* [Your task]: Please copy all of the records exactly, leaving nothing out.

* [Data for this exercise]:
# # #
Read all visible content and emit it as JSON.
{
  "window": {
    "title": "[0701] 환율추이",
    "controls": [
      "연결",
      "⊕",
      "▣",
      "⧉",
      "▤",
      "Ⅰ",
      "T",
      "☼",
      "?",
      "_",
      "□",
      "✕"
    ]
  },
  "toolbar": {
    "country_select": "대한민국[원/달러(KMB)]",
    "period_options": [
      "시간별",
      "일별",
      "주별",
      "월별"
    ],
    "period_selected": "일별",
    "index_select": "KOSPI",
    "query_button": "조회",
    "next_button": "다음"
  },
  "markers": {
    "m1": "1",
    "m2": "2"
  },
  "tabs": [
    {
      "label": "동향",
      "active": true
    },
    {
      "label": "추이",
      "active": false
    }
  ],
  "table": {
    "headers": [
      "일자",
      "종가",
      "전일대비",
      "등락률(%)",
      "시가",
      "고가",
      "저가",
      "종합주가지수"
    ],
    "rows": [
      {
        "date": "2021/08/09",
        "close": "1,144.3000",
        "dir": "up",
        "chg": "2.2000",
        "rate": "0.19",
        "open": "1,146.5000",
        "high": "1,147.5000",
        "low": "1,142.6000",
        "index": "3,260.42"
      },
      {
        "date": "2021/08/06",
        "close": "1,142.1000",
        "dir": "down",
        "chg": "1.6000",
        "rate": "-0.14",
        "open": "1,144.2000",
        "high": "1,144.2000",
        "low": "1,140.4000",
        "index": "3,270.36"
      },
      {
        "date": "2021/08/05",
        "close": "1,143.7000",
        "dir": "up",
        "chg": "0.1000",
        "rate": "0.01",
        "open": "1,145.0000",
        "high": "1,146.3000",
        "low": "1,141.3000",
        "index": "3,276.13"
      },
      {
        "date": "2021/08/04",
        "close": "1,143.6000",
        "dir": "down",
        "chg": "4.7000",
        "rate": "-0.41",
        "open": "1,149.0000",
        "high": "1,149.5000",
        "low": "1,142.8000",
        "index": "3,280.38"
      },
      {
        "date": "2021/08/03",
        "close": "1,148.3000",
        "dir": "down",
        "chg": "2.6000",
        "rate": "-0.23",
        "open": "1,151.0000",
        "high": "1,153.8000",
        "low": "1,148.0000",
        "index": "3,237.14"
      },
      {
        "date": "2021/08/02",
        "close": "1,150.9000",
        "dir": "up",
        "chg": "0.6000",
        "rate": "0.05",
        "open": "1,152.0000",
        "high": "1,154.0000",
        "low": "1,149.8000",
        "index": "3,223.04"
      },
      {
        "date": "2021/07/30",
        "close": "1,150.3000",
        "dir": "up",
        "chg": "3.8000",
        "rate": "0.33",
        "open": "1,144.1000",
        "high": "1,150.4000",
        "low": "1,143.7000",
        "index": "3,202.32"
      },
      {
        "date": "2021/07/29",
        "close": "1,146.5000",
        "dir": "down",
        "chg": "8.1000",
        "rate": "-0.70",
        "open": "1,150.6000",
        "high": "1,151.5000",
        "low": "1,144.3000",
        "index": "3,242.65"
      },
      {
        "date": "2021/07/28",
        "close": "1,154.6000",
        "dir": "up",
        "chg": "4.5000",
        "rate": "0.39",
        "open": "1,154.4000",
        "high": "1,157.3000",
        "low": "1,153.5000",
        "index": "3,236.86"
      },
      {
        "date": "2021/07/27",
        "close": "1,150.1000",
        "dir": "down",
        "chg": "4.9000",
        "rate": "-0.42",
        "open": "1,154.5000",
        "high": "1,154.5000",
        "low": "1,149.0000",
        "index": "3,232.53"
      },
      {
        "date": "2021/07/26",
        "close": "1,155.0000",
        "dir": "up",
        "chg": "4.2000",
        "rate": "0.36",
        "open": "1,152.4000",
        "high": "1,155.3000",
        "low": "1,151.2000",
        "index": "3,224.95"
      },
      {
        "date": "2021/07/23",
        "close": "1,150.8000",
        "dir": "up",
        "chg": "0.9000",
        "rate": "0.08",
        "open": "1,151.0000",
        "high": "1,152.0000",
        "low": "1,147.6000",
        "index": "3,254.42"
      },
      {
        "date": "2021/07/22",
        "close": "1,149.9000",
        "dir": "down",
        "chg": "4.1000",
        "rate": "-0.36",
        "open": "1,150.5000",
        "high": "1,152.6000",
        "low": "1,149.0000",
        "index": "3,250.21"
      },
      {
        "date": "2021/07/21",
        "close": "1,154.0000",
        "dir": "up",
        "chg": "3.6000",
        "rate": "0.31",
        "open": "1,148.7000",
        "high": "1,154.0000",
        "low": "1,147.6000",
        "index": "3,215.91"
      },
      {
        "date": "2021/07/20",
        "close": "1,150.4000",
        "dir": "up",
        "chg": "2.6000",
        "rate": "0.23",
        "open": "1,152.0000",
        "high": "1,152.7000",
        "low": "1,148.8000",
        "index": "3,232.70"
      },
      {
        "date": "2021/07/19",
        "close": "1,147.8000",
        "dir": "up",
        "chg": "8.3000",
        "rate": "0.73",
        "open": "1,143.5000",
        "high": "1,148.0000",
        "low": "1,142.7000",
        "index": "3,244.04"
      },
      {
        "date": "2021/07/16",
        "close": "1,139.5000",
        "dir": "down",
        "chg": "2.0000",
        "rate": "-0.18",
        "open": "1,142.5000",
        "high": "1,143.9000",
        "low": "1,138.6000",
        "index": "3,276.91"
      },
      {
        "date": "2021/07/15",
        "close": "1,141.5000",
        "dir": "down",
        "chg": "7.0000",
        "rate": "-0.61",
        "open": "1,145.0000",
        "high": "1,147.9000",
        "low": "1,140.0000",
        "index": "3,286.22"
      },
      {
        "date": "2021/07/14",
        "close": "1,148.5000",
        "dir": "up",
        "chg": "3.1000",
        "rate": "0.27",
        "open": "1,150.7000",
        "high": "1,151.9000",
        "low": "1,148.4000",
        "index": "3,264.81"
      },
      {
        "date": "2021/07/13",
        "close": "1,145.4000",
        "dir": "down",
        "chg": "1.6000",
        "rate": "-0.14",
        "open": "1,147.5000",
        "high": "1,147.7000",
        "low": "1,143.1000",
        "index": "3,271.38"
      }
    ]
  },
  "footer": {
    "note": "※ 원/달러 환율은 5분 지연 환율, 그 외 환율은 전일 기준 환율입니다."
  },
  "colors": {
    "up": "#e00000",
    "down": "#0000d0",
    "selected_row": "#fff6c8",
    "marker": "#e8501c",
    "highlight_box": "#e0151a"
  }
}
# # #
* [Solution for this task]:
Read all visible content and emit it as JSON.
{
  "window": {
    "title": "[0701] 환율추이",
    "controls": [
      "연결",
      "⊕",
      "▣",
      "⧉",
      "▤",
      "Ⅰ",
      "T",
      "☼",
      "?",
      "_",
      "□",
      "✕"
    ]
  },
  "toolbar": {
    "country_select": "대한민국[원/달러(KMB)]",
    "period_options": [
      "시간별",
      "일별",
      "주별",
      "월별"
    ],
    "period_selected": "일별",
    "index_select": "KOSPI",
    "query_button": "조회",
    "next_button": "다음"
  },
  "markers": {
    "m1": "1",
    "m2": "2"
  },
  "tabs": [
    {
      "label": "동향",
      "active": true
    },
    {
      "label": "추이",
      "active": false
    }
  ],
  "table": {
    "headers": [
      "일자",
      "종가",
      "전일대비",
      "등락률(%)",
      "시가",
      "고가",
      "저가",
      "종합주가지수"
    ],
    "rows": [
      {
        "date": "2021/08/09",
        "close": "1,144.3000",
        "dir": "up",
        "chg": "2.2000",
        "rate": "0.19",
        "open": "1,146.5000",
        "high": "1,147.5000",
        "low": "1,142.6000",
        "index": "3,260.42"
      },
      {
        "date": "2021/08/06",
        "close": "1,142.1000",
        "dir": "down",
        "chg": "1.6000",
        "rate": "-0.14",
        "open": "1,144.2000",
        "high": "1,144.2000",
        "low": "1,140.4000",
        "index": "3,270.36"
      },
      {
        "date": "2021/08/05",
        "close": "1,143.7000",
        "dir": "up",
        "chg": "0.1000",
        "rate": "0.01",
        "open": "1,145.0000",
        "high": "1,146.3000",
        "low": "1,141.3000",
        "index": "3,276.13"
      },
      {
        "date": "2021/08/04",
        "close": "1,143.6000",
        "dir": "down",
        "chg": "4.7000",
        "rate": "-0.41",
        "open": "1,149.0000",
        "high": "1,149.5000",
        "low": "1,142.8000",
        "index": "3,280.38"
      },
      {
        "date": "2021/08/03",
        "close": "1,148.3000",
        "dir": "down",
        "chg": "2.6000",
        "rate": "-0.23",
        "open": "1,151.0000",
        "high": "1,153.8000",
        "low": "1,148.0000",
        "index": "3,237.14"
      },
      {
        "date": "2021/08/02",
        "close": "1,150.9000",
        "dir": "up",
        "chg": "0.6000",
        "rate": "0.05",
        "open": "1,152.0000",
        "high": "1,154.0000",
        "low": "1,149.8000",
        "index": "3,223.04"
      },
      {
        "date": "2021/07/30",
        "close": "1,150.3000",
        "dir": "up",
        "chg": "3.8000",
        "rate": "0.33",
        "open": "1,144.1000",
        "high": "1,150.4000",
        "low": "1,143.7000",
        "index": "3,202.32"
      },
      {
        "date": "2021/07/29",
        "close": "1,146.5000",
        "dir": "down",
        "chg": "8.1000",
        "rate": "-0.70",
        "open": "1,150.6000",
        "high": "1,151.5000",
        "low": "1,144.3000",
        "index": "3,242.65"
      },
      {
        "date": "2021/07/28",
        "close": "1,154.6000",
        "dir": "up",
        "chg": "4.5000",
        "rate": "0.39",
        "open": "1,154.4000",
        "high": "1,157.3000",
        "low": "1,153.5000",
        "index": "3,236.86"
      },
      {
        "date": "2021/07/27",
        "close": "1,150.1000",
        "dir": "down",
        "chg": "4.9000",
        "rate": "-0.42",
        "open": "1,154.5000",
        "high": "1,154.5000",
        "low": "1,149.0000",
        "index": "3,232.53"
      },
      {
        "date": "2021/07/26",
        "close": "1,155.0000",
        "dir": "up",
        "chg": "4.2000",
        "rate": "0.36",
        "open": "1,152.4000",
        "high": "1,155.3000",
        "low": "1,151.2000",
        "index": "3,224.95"
      },
      {
        "date": "2021/07/23",
        "close": "1,150.8000",
        "dir": "up",
        "chg": "0.9000",
        "rate": "0.08",
        "open": "1,151.0000",
        "high": "1,152.0000",
        "low": "1,147.6000",
        "index": "3,254.42"
      },
      {
        "date": "2021/07/22",
        "close": "1,149.9000",
        "dir": "down",
        "chg": "4.1000",
        "rate": "-0.36",
        "open": "1,150.5000",
        "high": "1,152.6000",
        "low": "1,149.0000",
        "index": "3,250.21"
      },
      {
        "date": "2021/07/21",
        "close": "1,154.0000",
        "dir": "up",
        "chg": "3.6000",
        "rate": "0.31",
        "open": "1,148.7000",
        "high": "1,154.0000",
        "low": "1,147.6000",
        "index": "3,215.91"
      },
      {
        "date": "2021/07/20",
        "close": "1,150.4000",
        "dir": "up",
        "chg": "2.6000",
        "rate": "0.23",
        "open": "1,152.0000",
        "high": "1,152.7000",
        "low": "1,148.8000",
        "index": "3,232.70"
      },
      {
        "date": "2021/07/19",
        "close": "1,147.8000",
        "dir": "up",
        "chg": "8.3000",
        "rate": "0.73",
        "open": "1,143.5000",
        "high": "1,148.0000",
        "low": "1,142.7000",
        "index": "3,244.04"
      },
      {
        "date": "2021/07/16",
        "close": "1,139.5000",
        "dir": "down",
        "chg": "2.0000",
        "rate": "-0.18",
        "open": "1,142.5000",
        "high": "1,143.9000",
        "low": "1,138.6000",
        "index": "3,276.91"
      },
      {
        "date": "2021/07/15",
        "close": "1,141.5000",
        "dir": "down",
        "chg": "7.0000",
        "rate": "-0.61",
        "open": "1,145.0000",
        "high": "1,147.9000",
        "low": "1,140.0000",
        "index": "3,286.22"
      },
      {
        "date": "2021/07/14",
        "close": "1,148.5000",
        "dir": "up",
        "chg": "3.1000",
        "rate": "0.27",
        "open": "1,150.7000",
        "high": "1,151.9000",
        "low": "1,148.4000",
        "index": "3,264.81"
      },
      {
        "date": "2021/07/13",
        "close": "1,145.4000",
        "dir": "down",
        "chg": "1.6000",
        "rate": "-0.14",
        "open": "1,147.5000",
        "high": "1,147.7000",
        "low": "1,143.1000",
        "index": "3,271.38"
      }
    ]
  },
  "footer": {
    "note": "※ 원/달러 환율은 5분 지연 환율, 그 외 환율은 전일 기준 환율입니다."
  },
  "colors": {
    "up": "#e00000",
    "down": "#0000d0",
    "selected_row": "#fff6c8",
    "marker": "#e8501c",
    "highlight_box": "#e0151a"
  }
}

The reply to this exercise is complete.